Best of all? Luis Castillo is Met property for 1,102 more days. Thank you, Omar Minaya.
For much of the middle innings Greg and I could barely speak — we sat slumped in our chairs, watching terrible things happen on the field and the scoreboard. Wow, Aramis Ramirez almost hit one out. Look, the Braves are lifting their skirts for the Phillies again. Jeez, can't the Red Sox at least eliminate the Yankees? Nope, we couldn't even seek refuge in Schadenfreude. I would occasionally grunt or mutter a curse; now and then Greg would mumble unhappily or emit a low moan of vague torment.
There are six games left at Shea, and the Mets somehow still are in the lead for a playoff spot. But my goodness, it feels like there are 60 to go and the team's so hopelessly out of it that it's already held the fire sale. Despite what the papers tell you, this isn't a collapse, just a desperately flawed team trying to limp across the finish line with a suspect rotation and a truly ghastly bullpen. (After he was taken out, Luis Ayala trudged off the mound not to boos but to the ambient noise of utter indifference.) There's no shame in this September swoon — the Mets redeemed a dreadful year that looked lost with a summer revival. But that was a while ago now. I can imagine them bellyflopping into the playoffs ahead of the equally suspect, just as psychologically shot Brewers. (And then who knows?) But I find it easier — a lot easier — to imagine them coming up short again.

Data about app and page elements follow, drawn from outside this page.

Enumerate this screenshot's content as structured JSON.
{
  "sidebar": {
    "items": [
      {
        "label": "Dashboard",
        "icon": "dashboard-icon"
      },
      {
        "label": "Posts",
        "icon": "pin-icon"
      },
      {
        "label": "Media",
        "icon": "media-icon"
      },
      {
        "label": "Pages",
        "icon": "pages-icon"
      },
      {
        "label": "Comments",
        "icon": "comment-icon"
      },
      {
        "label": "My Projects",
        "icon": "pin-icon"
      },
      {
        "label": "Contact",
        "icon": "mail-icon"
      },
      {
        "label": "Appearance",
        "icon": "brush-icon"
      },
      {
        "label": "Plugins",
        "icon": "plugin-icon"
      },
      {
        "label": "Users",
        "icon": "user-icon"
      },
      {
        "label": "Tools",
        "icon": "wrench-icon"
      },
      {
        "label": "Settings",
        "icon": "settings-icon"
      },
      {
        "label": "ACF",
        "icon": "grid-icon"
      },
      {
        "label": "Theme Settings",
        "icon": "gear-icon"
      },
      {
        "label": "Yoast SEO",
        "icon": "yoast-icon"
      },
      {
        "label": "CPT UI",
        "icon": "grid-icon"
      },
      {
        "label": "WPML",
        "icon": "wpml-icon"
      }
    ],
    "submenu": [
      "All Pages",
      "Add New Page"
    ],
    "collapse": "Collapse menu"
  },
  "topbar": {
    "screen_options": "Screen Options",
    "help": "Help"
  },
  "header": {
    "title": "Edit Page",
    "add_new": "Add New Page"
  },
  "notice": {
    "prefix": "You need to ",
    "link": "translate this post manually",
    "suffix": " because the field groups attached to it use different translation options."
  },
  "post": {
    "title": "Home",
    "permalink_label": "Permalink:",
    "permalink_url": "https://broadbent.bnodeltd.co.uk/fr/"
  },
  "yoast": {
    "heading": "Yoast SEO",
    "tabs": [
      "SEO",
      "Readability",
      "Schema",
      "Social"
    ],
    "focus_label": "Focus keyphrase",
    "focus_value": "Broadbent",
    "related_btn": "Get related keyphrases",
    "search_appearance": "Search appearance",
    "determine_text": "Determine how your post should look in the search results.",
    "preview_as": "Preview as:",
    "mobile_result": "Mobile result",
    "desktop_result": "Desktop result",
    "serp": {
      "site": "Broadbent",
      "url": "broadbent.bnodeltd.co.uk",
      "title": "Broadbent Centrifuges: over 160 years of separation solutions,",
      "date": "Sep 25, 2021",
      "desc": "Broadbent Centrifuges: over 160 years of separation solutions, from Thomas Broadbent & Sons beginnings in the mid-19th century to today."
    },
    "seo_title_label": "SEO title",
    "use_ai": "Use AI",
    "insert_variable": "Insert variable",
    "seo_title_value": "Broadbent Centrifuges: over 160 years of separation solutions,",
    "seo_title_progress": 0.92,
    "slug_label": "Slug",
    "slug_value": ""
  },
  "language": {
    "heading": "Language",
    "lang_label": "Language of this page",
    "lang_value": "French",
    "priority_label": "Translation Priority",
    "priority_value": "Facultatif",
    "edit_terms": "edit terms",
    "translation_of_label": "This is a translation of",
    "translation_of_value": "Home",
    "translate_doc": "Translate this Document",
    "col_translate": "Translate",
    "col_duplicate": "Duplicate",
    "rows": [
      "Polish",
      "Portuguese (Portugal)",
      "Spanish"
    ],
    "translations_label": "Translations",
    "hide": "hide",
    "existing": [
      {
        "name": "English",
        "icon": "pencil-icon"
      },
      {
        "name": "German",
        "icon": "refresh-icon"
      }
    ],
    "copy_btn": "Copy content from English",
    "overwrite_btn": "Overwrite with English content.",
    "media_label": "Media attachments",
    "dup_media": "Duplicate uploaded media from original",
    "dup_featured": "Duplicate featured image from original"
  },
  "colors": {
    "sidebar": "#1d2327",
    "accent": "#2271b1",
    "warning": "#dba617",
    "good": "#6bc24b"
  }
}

It won't hurt like last year did — with any luck, nothing in Met fandom will hurt quite like that for years and years. But it sure won't be much fun.